What impact could China-related market volatility have on Japan?
Recent China-related developments, such as Evergrande’s debt crisis and regulatory crackdowns on the Chinese education and technology sectors, have been a source of volatility in the broader markets. Some may wonder how much of an impact the volatility from China could have on the Japanese market given the proximity between the two economies. Before our assessment we need to note that regulatory crackdowns happen not just in China but in many other countries, including those of the developed economies. The US, for example, is engaged in anti-monopoly crackdowns. The key difference, however, is that unlike developed economies, China tends to act against listed companies suddenly and swiftly, which creates uncertainty and leads to volatility.
What does such volatility mean for Japan? From a Japanese market perspective, in our view the overall impact is limited and more likely to be indirect rather than direct. This is because Japan does not have particularly strong links to China’s financial system or its domestic real estate and credit markets, thereby limiting the contagion risk to the Japanese financial system. As such, comparisons with the 2008 global financial crisis would not be apt at this stage, as the Japanese financial system had stronger links with those of the US, the epicentre of the crisis 13 years ago.
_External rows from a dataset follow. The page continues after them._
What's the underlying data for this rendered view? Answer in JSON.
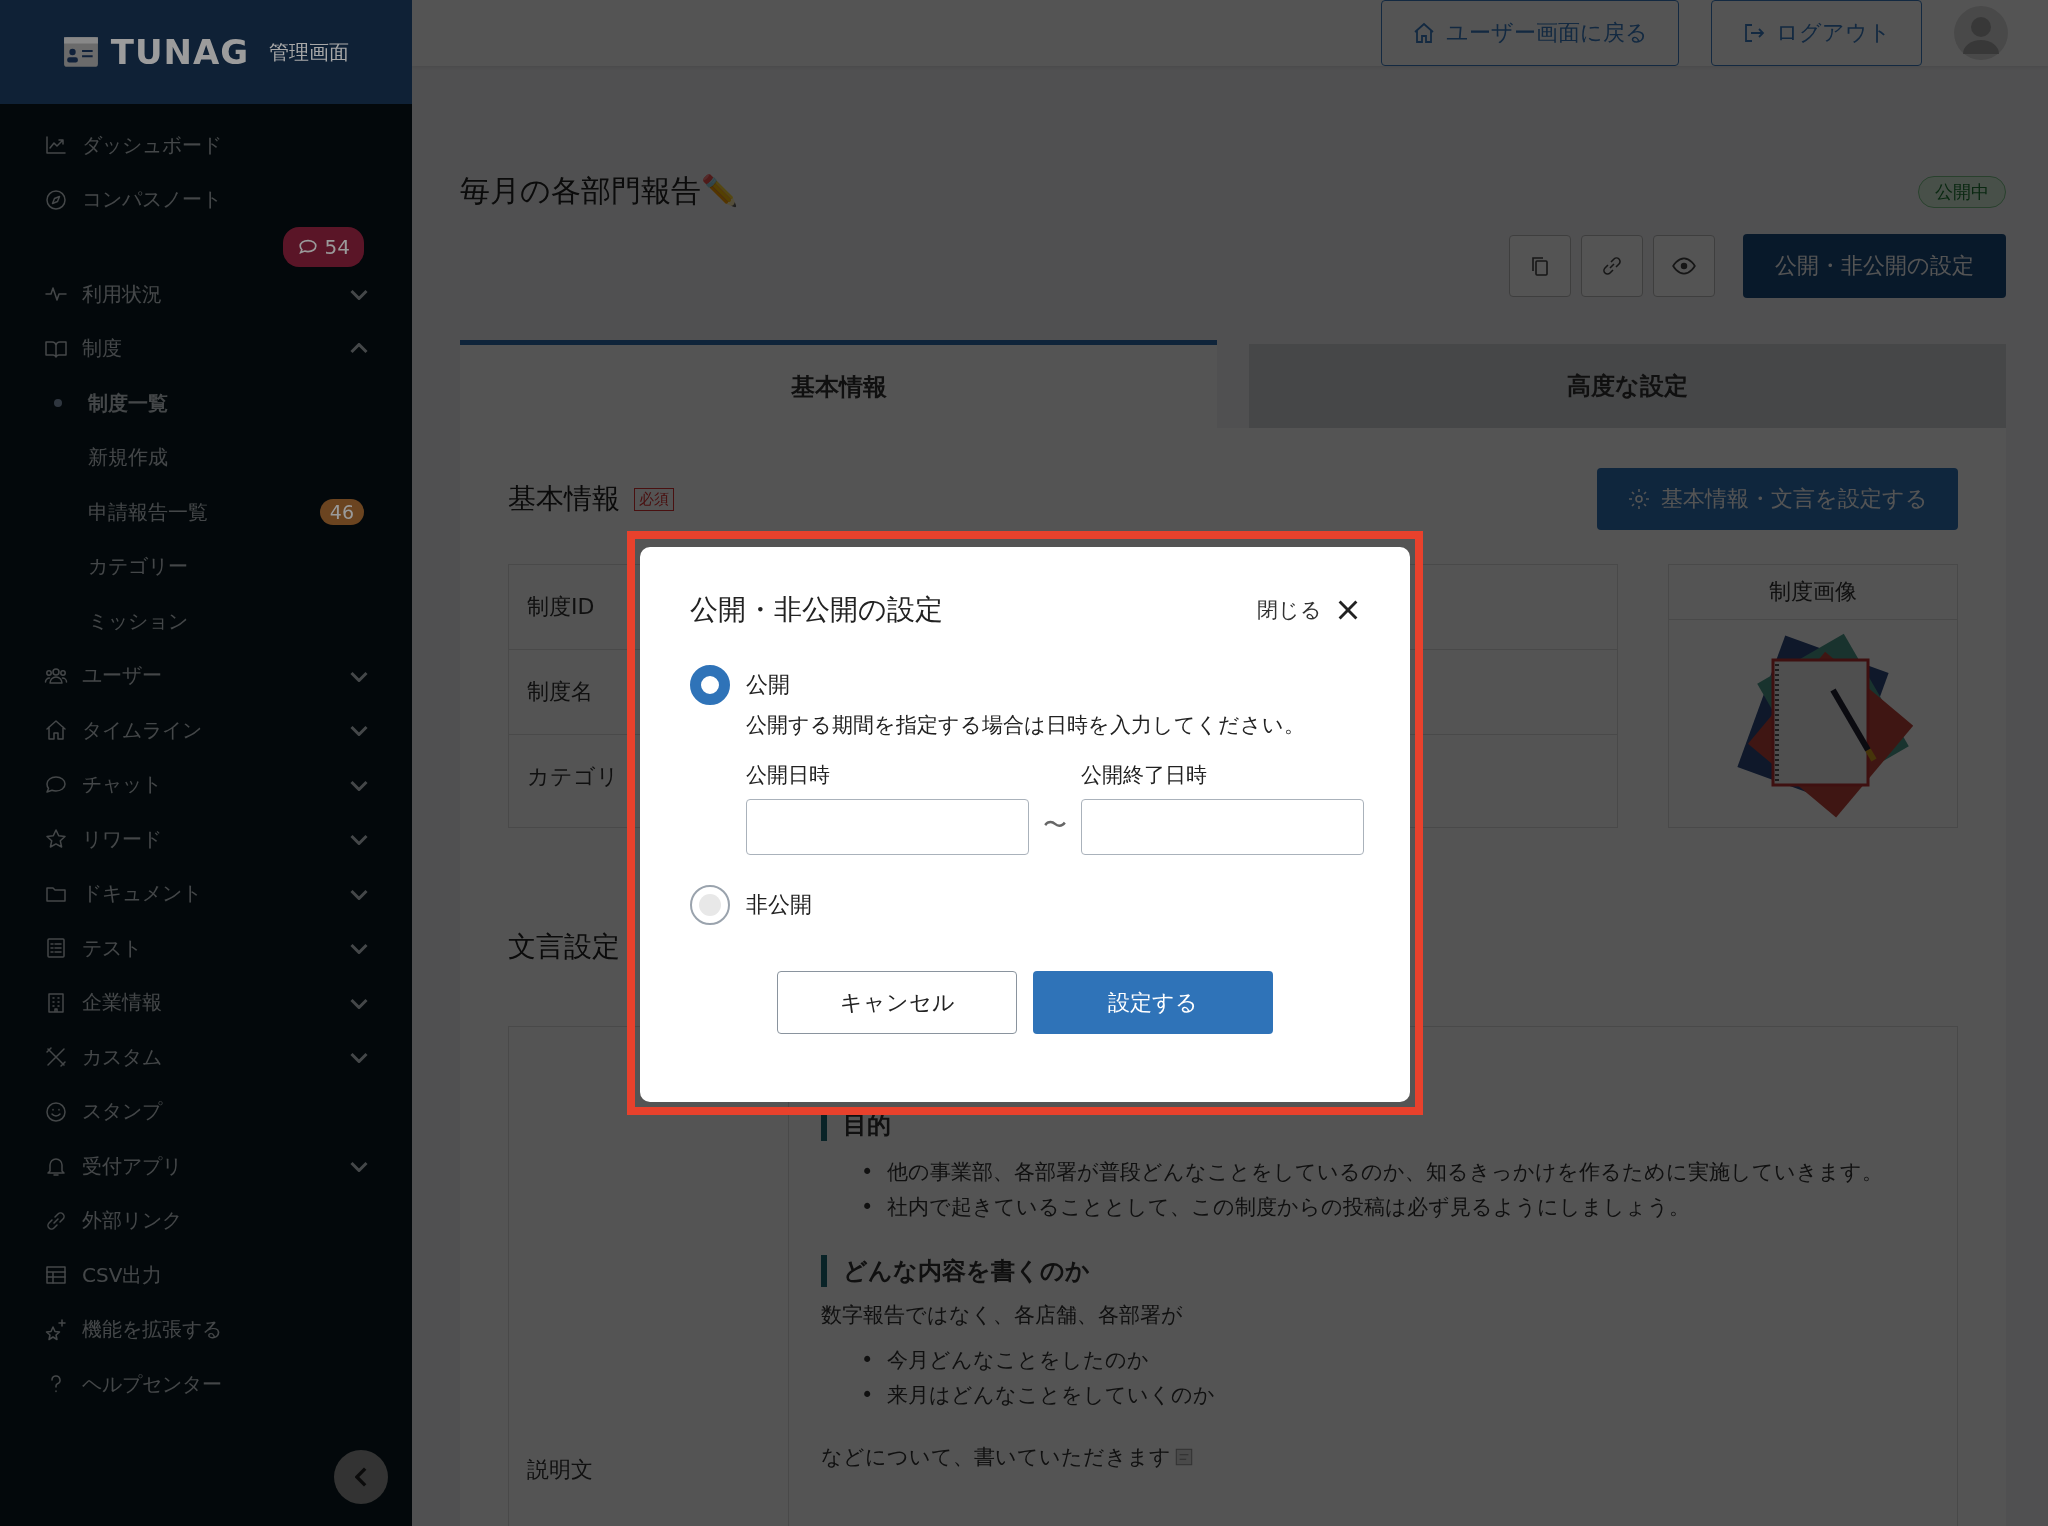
{
  "sidebar": {
    "logo": {
      "name": "TUNAG",
      "subtitle": "管理画面"
    },
    "items": [
      {
        "label": "ダッシュボード"
      },
      {
        "label": "コンパスノート",
        "badge": {
          "text": "54",
          "color": "#5a1527"
        }
      },
      {
        "label": "利用状況",
        "expanded": false
      },
      {
        "label": "制度",
        "expanded": true,
        "children": [
          {
            "label": "制度一覧",
            "selected": true
          },
          {
            "label": "新規作成",
            "selected": false
          },
          {
            "label": "申請報告一覧",
            "selected": false,
            "badge": {
              "text": "46",
              "color": "#6b4420"
            }
          },
          {
            "label": "カテゴリー",
            "selected": false
          },
          {
            "label": "ミッション",
            "selected": false
          }
        ]
      },
      {
        "label": "ユーザー",
        "expanded": false
      },
      {
        "label": "タイムライン",
        "expanded": false
      },
      {
        "label": "チャット",
        "expanded": false
      },
      {
        "label": "リワード",
        "expanded": false
      },
      {
        "label": "ドキュメント",
        "expanded": false
      },
      {
        "label": "テスト",
        "expanded": false
      },
      {
        "label": "企業情報",
        "expanded": false
      },
      {
        "label": "カスタム",
        "expanded": false
      },
      {
        "label": "スタンプ"
      },
      {
        "label": "受付アプリ",
        "expanded": false
      },
      {
        "label": "外部リンク"
      },
      {
        "label": "CSV出力"
      },
      {
        "label": "機能を拡張する"
      },
      {
        "label": "ヘルプセンター"
      }
    ]
  },
  "header": {
    "buttons": [
      "ユーザー画面に戻る",
      "ログアウト"
    ]
  },
  "page": {
    "title": "毎月の各部門報告✏️",
    "status": "公開中",
    "primary_button": "公開・非公開の設定",
    "tabs": [
      {
        "label": "基本情報",
        "selected": true
      },
      {
        "label": "高度な設定",
        "selected": false
      }
    ],
    "basic": {
      "heading": "基本情報",
      "required_tag": "必須",
      "edit_button": "基本情報・文言を設定する",
      "rows": [
        "制度ID",
        "制度名",
        "カテゴリ"
      ],
      "image_heading": "制度画像"
    },
    "text_settings": {
      "heading": "文言設定",
      "label": "説明文",
      "blocks": [
        {
          "kind": "heading",
          "text": "目的"
        },
        {
          "kind": "bullets",
          "marker": "•",
          "items": [
            "他の事業部、各部署が普段どんなことをしているのか、知るきっかけを作るために実施していきます。",
            "社内で起きていることとして、この制度からの投稿は必ず見るようにしましょう。"
          ]
        },
        {
          "kind": "heading",
          "text": "どんな内容を書くのか"
        },
        {
          "kind": "paragraph",
          "text": "数字報告ではなく、各店舗、各部署が"
        },
        {
          "kind": "bullets",
          "marker": "•",
          "items": [
            "今月どんなことをしたのか",
            "来月はどんなことをしていくのか"
          ]
        },
        {
          "kind": "paragraph",
          "text": "などについて、書いていただきます"
        }
      ]
    }
  },
  "modal": {
    "title": "公開・非公開の設定",
    "close_label": "閉じる",
    "options": [
      {
        "label": "公開",
        "selected": true,
        "note": "公開する期間を指定する場合は日時を入力してください。",
        "fields": [
          {
            "label": "公開日時"
          },
          {
            "label": "公開終了日時"
          }
        ],
        "separator": "〜"
      },
      {
        "label": "非公開",
        "selected": false
      }
    ],
    "buttons": {
      "cancel": "キャンセル",
      "submit": "設定する"
    }
  }
}
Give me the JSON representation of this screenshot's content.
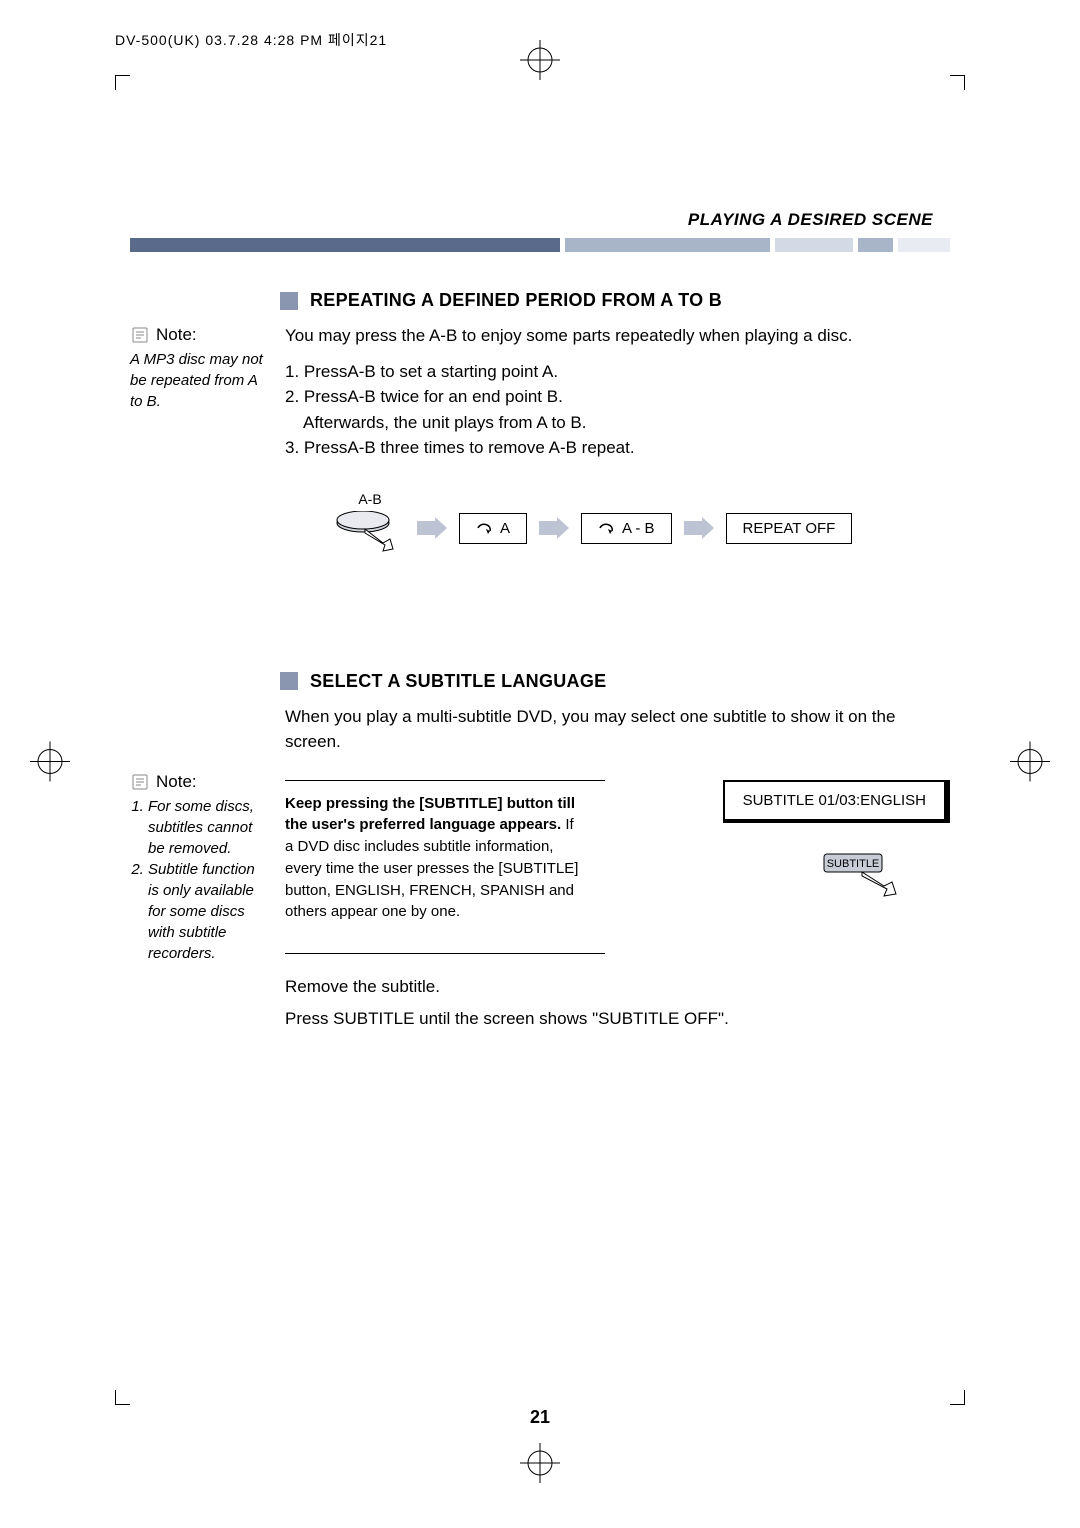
{
  "header": {
    "stamp": "DV-500(UK)  03.7.28 4:28 PM  페이지21"
  },
  "page": {
    "sectionHeader": "PLAYING A DESIRED SCENE",
    "number": "21"
  },
  "section1": {
    "heading": "REPEATING A DEFINED PERIOD FROM A TO B",
    "noteLabel": "Note:",
    "noteBody": "A MP3 disc may not be repeated from A to B.",
    "intro": "You may press the A-B to enjoy some parts repeatedly when playing a disc.",
    "step1": "1. PressA-B  to set a starting point A.",
    "step2": "2. PressA-B  twice for an end point B.",
    "step2b": "Afterwards, the unit plays from A to B.",
    "step3": "3. PressA-B  three times to remove A-B repeat.",
    "btnLabel": "A-B",
    "osd1": "A",
    "osd2": "A - B",
    "osd3": "REPEAT OFF"
  },
  "section2": {
    "heading": "SELECT A SUBTITLE LANGUAGE",
    "intro": "When you play a multi-subtitle DVD, you may select one subtitle to show it on the screen.",
    "noteLabel": "Note:",
    "note1": "For some discs, subtitles cannot be removed.",
    "note2": "Subtitle function is only available for some discs with subtitle recorders.",
    "bold1": "Keep pressing the [SUBTITLE] button till the user's preferred language appears.",
    "body1": "If a DVD disc includes subtitle information, every time the user presses the [SUBTITLE] button, ENGLISH, FRENCH, SPANISH and others appear one by one.",
    "osd": "SUBTITLE 01/03:ENGLISH",
    "btnLabel": "SUBTITLE",
    "remove1": "Remove the subtitle.",
    "remove2": "Press SUBTITLE until the screen shows \"SUBTITLE OFF\"."
  }
}
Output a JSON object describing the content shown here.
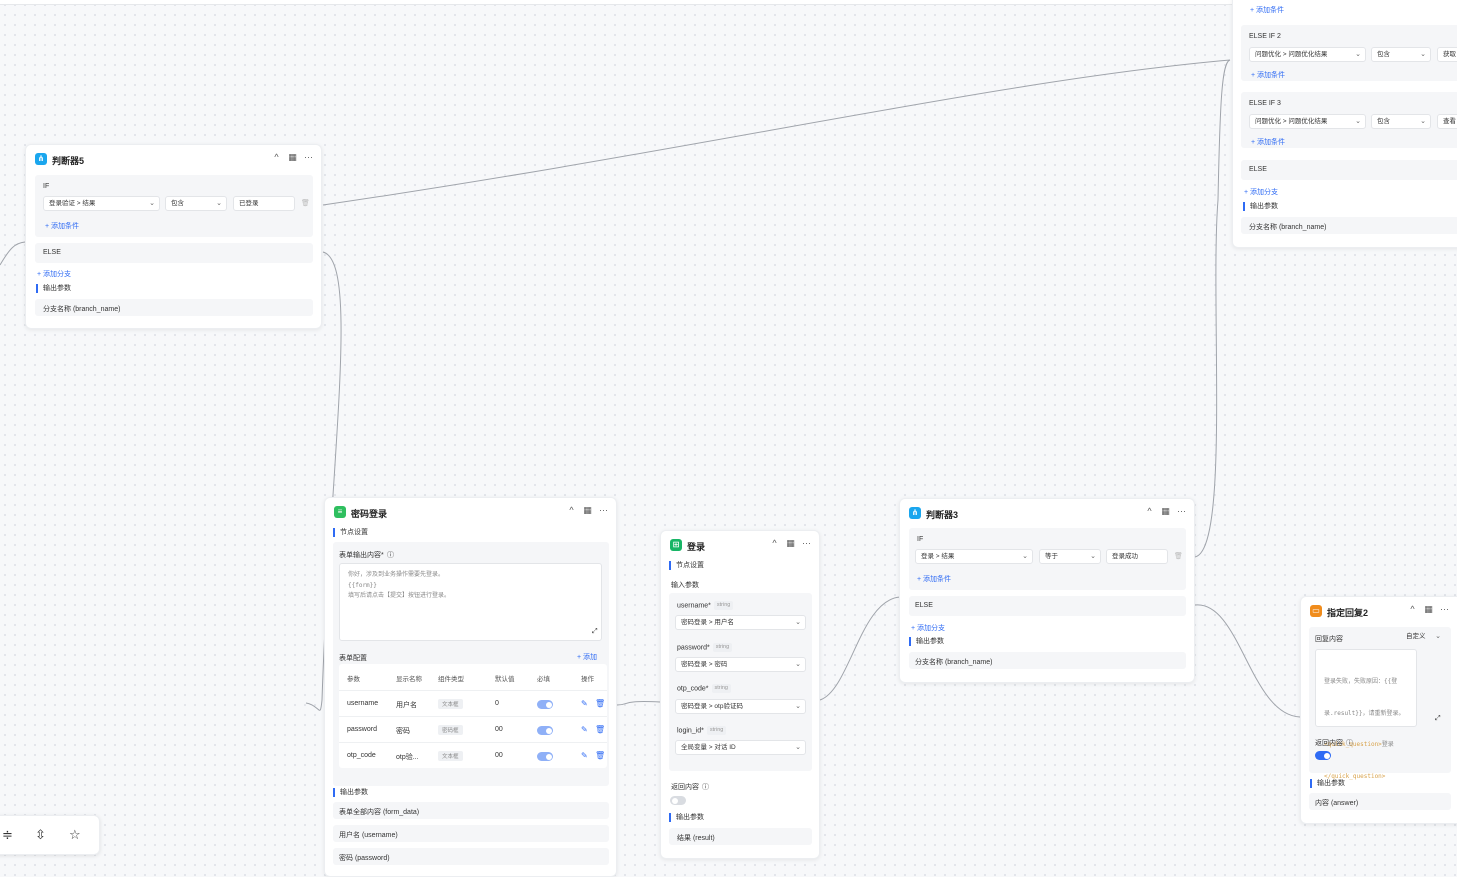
{
  "colors": {
    "accent": "#2f6bf4",
    "condition_icon": "#1aa6ee",
    "form_icon": "#2fbf5f",
    "login_icon": "#18b566",
    "reply_icon": "#f08c1c"
  },
  "common": {
    "add_condition": "+ 添加条件",
    "add_branch": "+ 添加分支",
    "output_params": "输出参数",
    "node_settings": "节点设置",
    "branch_name": "分支名称 (branch_name)",
    "if": "IF",
    "else": "ELSE",
    "collapse_icon": "^",
    "stats_icon": "▦",
    "more_icon": "···"
  },
  "judge5": {
    "title": "判断器5",
    "cond_var": "登录验证 > 结果",
    "cond_op": "包含",
    "cond_value": "已登录"
  },
  "judge_top": {
    "add_condition_top": "+ 添加条件",
    "elseif2": "ELSE IF 2",
    "elseif2_var": "问题优化 > 问题优化结果",
    "elseif2_op": "包含",
    "elseif2_val": "获取",
    "elseif3": "ELSE IF 3",
    "elseif3_var": "问题优化 > 问题优化结果",
    "elseif3_op": "包含",
    "elseif3_val": "查看"
  },
  "pwd_login": {
    "title": "密码登录",
    "form_output_label": "表单输出内容*",
    "form_output_text": "你好，涉及到业务操作需要先登录。\n{{form}}\n填写后请点击【提交】按钮进行登录。",
    "form_config": "表单配置",
    "add": "+ 添加",
    "headers": [
      "参数",
      "显示名称",
      "组件类型",
      "默认值",
      "必填",
      "操作"
    ],
    "rows": [
      {
        "param": "username",
        "display": "用户名",
        "type": "文本框",
        "default": "0"
      },
      {
        "param": "password",
        "display": "密码",
        "type": "密码框",
        "default": "00"
      },
      {
        "param": "otp_code",
        "display": "otp验...",
        "type": "文本框",
        "default": "00"
      }
    ],
    "outputs": [
      "表单全部内容 (form_data)",
      "用户名 (username)",
      "密码 (password)"
    ]
  },
  "login": {
    "title": "登录",
    "input_params": "输入参数",
    "params": [
      {
        "name": "username*",
        "type": "string",
        "value": "密码登录 > 用户名"
      },
      {
        "name": "password*",
        "type": "string",
        "value": "密码登录 > 密码"
      },
      {
        "name": "otp_code*",
        "type": "string",
        "value": "密码登录 > otp验证码"
      },
      {
        "name": "login_id*",
        "type": "string",
        "value": "全局变量 > 对话 ID"
      }
    ],
    "return_content": "返回内容",
    "result": "结果 (result)"
  },
  "judge3": {
    "title": "判断器3",
    "cond_var": "登录 > 结果",
    "cond_op": "等于",
    "cond_value": "登录成功"
  },
  "reply2": {
    "title": "指定回复2",
    "reply_content": "回复内容",
    "mode": "自定义",
    "text_line1": "登录失败，失败原因：{{登",
    "text_line2": "录.result}}，请重新登录。",
    "text_line3_tag": "<quick_question>",
    "text_line3_rest": "登录",
    "text_line4_tag": "</quick_question>",
    "return_content": "返回内容",
    "answer": "内容 (answer)"
  },
  "toolbar": {
    "icon1": "≑",
    "icon2": "⇳",
    "icon3": "☆"
  }
}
Market: Japanese stocks rise in September as political change stirs economic hopes
The Japanese equity market rose in September, with the TOPIX (w/dividends) rising 4.36% on-month and the Nikkei 225 (w/dividends) climbing 5.50%. During the first half of the month, stocks rallied as Prime Minister Suga's resignation announcement spurred hopes that the new administration would bolster economic measures to boost recovery. This was coupled with receding risk aversion following the continued decline of new COVID-19 cases in Japan and steady progress in the country’s vaccination programme, with more than 50% of the population now fully vaccinated. However, the market pulled back later in the month due to worries about the looming impact of the debt crisis at one of China’s property giants on the Chinese economy as a whole. A sell-off in US stocks triggered by growing fears over rising US long-term rates also had a negative impact on the Japanese stock market. Of the 33 Tokyo Stock Exchange sectors, 28 sectors rose, with Mining, Air Transportation, and Insurance posting the strongest gains. In contrast, only five sectors declined, including Iron and Steel, Marine Transportation, and Machinery.
Exhibit 1: Major indices
Source: Bloomberg, as at 30 September 2021
Exhibit 3: Major market indices
Exhibit 2: Valuation and indicators
(e) stands for consensus estimates by Bloomberg. Turnover and market cap in JPY trillion. Source: Bloomberg, as at 30 September 2021
Source: Bloomberg, as at 30 September 2021